​Robin Lake joins the shift saying, “We now believe effectiveness must be considered more broadly, as preparing children with the knowledge, skills, and analytical capacities necessary for them to navigate the new realities of an information economy and be able to prepare for rapid changes in workforce demand.” (6) The shift from mechanistic hard test scores has the reformees saying “look over there!’ (7)

​What’s missing is that we’re more in Kansas than in Oz. This is not Dorothy waking from a bad dream proclaiming “there’s no place like home.” It is a bad reality as many children have no home and society provides Dorothy and her classmates with only ersatz opportunities and facile shifts of words, phrases and promises rather than the reality of good schools for all.


[1] Lubienski, C. & Brewer, T. J. (2018). Review of “Do Impacts on Test Scores Even Matter? Lessons from Long-Run Outcomes in School Choice Research: Attainment Versus Achievement Impacts and Rethinking How to Evaluate School Choice Programs” Boulder, CO: National Education Policy Center.

[2] Barnum, M. (July 12, 2017). Do School vouchers “work.” As the debate heats up, here’s what research really says. Chalkbeat. Retrieved April 30, 2018 from https://www.chalkbeat.org/posts/us/2017/07/12/do-school-vouchers-work-as-the-debate-heats-up-heres-what-research-really-says/
Dynarski, M. (2016, May 26). On Negative Effects of Vouchers. Brookings: https://www.brookings.edu/research/on-negative-effects-of-vouchers/
Turner, C, & Kamenetz. (June 26, 2017) School Vouchers Get 2 New Report Cards. NPR https://www.npr.org/sections/ed/2017/06/26/533192616/school-vouchers-get-a-new-report-card
Spector, C. (February 28,2017). Vouchers do not improve student achievement, Stanford researcher finds. https://news.stanford.edu/2017/02/28/vouchers-not-improve-student-achievement-stanford-researcher-finds/

[3] Hitt, C., McShane, M., & Wolf, P. (2018) Do impacts on test scores even matter? Lessons from long-run outcomes in school choice research: Attainment versus achievement impacts and rethinking how to evaluate school choice programs. Washington, D.C.: American Enterprise Institute. http://www.aei.org/wp-content/uploads/2018/03/Do-Impacts-on-Test-Scores-Even-Matter.pdf

[4] Lubienski, C. & Brewer, T. J. (2018). Review of “Do Impacts on Test Scores Even Matter? Lessons from Long-Run Outcomes in School Choice Research: Attainment Versus Achievement Impacts and Rethinking How to Evaluate School Choice Programs” Boulder, CO: National Education Policy Center.

[5] Petrilli, M, (April 17, 2018). For the vast majority of school choice studies, short- and long-term impacts point in the same direction.
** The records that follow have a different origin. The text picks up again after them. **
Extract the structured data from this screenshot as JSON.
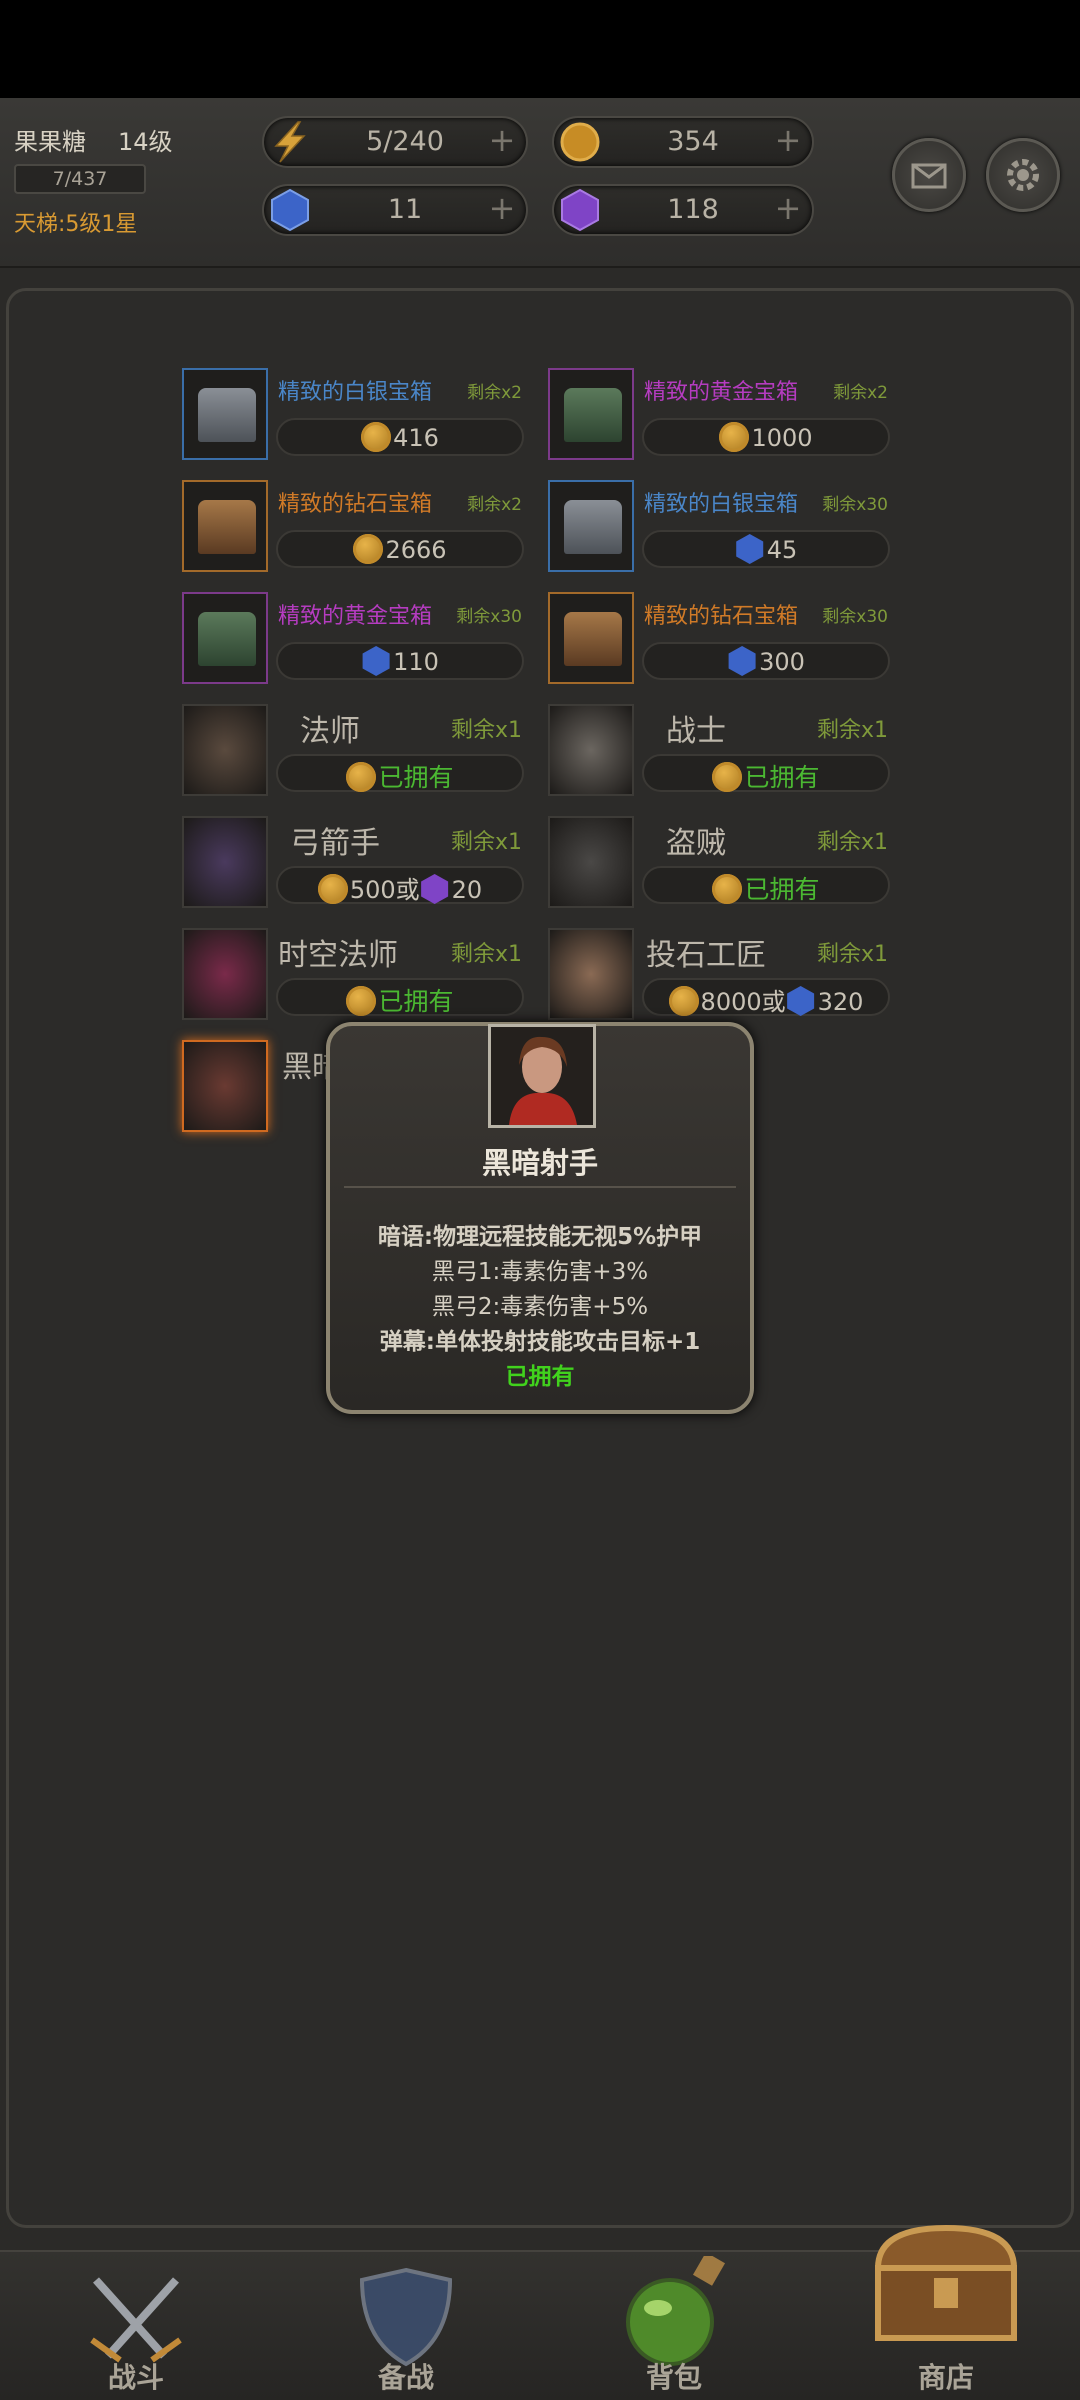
{
  "player": {
    "name": "果果糖",
    "level": "14级",
    "exp": "7/437",
    "ladder": "天梯:5级1星"
  },
  "resources": {
    "energy": "5/240",
    "gold": "354",
    "blue_gem": "11",
    "purple_gem": "118",
    "plus": "+"
  },
  "shop_items": [
    {
      "title": "精致的白银宝箱",
      "remain": "剩余x2",
      "price": "416",
      "currency": "coin",
      "title_color": "#4a86c8"
    },
    {
      "title": "精致的黄金宝箱",
      "remain": "剩余x2",
      "price": "1000",
      "currency": "coin",
      "title_color": "#b53cc0"
    },
    {
      "title": "精致的钻石宝箱",
      "remain": "剩余x2",
      "price": "2666",
      "currency": "coin",
      "title_color": "#d07a27"
    },
    {
      "title": "精致的白银宝箱",
      "remain": "剩余x30",
      "price": "45",
      "currency": "blue_gem",
      "title_color": "#4a86c8"
    },
    {
      "title": "精致的黄金宝箱",
      "remain": "剩余x30",
      "price": "110",
      "currency": "blue_gem",
      "title_color": "#b53cc0"
    },
    {
      "title": "精致的钻石宝箱",
      "remain": "剩余x30",
      "price": "300",
      "currency": "blue_gem",
      "title_color": "#d07a27"
    }
  ],
  "heroes": [
    {
      "name": "法师",
      "remain": "剩余x1",
      "status": "已拥有"
    },
    {
      "name": "战士",
      "remain": "剩余x1",
      "status": "已拥有"
    },
    {
      "name": "弓箭手",
      "remain": "剩余x1",
      "price_coin": "500",
      "or": "或",
      "price_gem": "20"
    },
    {
      "name": "盗贼",
      "remain": "剩余x1",
      "status": "已拥有"
    },
    {
      "name": "时空法师",
      "remain": "剩余x1",
      "status": "已拥有"
    },
    {
      "name": "投石工匠",
      "remain": "剩余x1",
      "price_coin": "8000",
      "or": "或",
      "price_gem": "320"
    },
    {
      "name": "黑暗射手",
      "visible_name": "黑暗"
    }
  ],
  "dialog": {
    "name": "黑暗射手",
    "line1": "暗语:物理远程技能无视5%护甲",
    "line2": "黑弓1:毒素伤害+3%",
    "line3": "黑弓2:毒素伤害+5%",
    "line4": "弹幕:单体投射技能攻击目标+1",
    "status": "已拥有"
  },
  "nav": {
    "battle": "战斗",
    "prepare": "备战",
    "bag": "背包",
    "shop": "商店"
  },
  "colors": {
    "accent_green": "#4bb832",
    "gold": "#d99a32",
    "remain_green": "#7f9a3a"
  }
}
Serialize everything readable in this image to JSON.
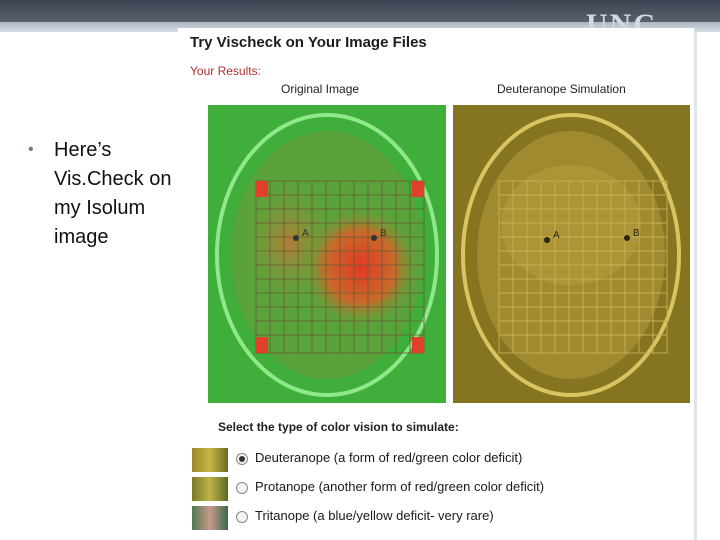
{
  "slide": {
    "watermark": "UNC",
    "bullet_lines": [
      "Here’s",
      "Vis.Check on",
      "my Isolum",
      "image"
    ]
  },
  "vischeck": {
    "title": "Try Vischeck on Your Image Files",
    "results_label": "Your Results:",
    "original_caption": "Original Image",
    "simulation_caption": "Deuteranope Simulation",
    "select_prompt": "Select the type of color vision to simulate:",
    "options": [
      {
        "label": "Deuteranope (a form of red/green color deficit)",
        "selected": true
      },
      {
        "label": "Protanope (another form of red/green color deficit)",
        "selected": false
      },
      {
        "label": "Tritanope (a blue/yellow deficit- very rare)",
        "selected": false
      }
    ],
    "grid_markers": [
      "A",
      "B"
    ]
  },
  "colors": {
    "original_bg": "#3da83a",
    "original_hot": "#e5452b",
    "simulation_bg": "#8a7a1e",
    "simulation_light": "#c8b24a"
  }
}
Fordham Institute. https://edexcellence.net/articles/for-the-vast-majority-of-school-choice-studies-short-and-long-term-impacts-point-in-the

[6] Lake, R. (May 1, 2018). How Can We Get Serious About Successful Pathways for Every Student? Center on Reinventing Public Education.

[7] Saultz, A. et al.(April 2018).Charter School Deserts: High-Poverty Neighborhoods with Limited Educational Options. Fordham Institute. Retrieved May 1, 2018 from https://edexcellence.net/publications/charter-school-deserts-report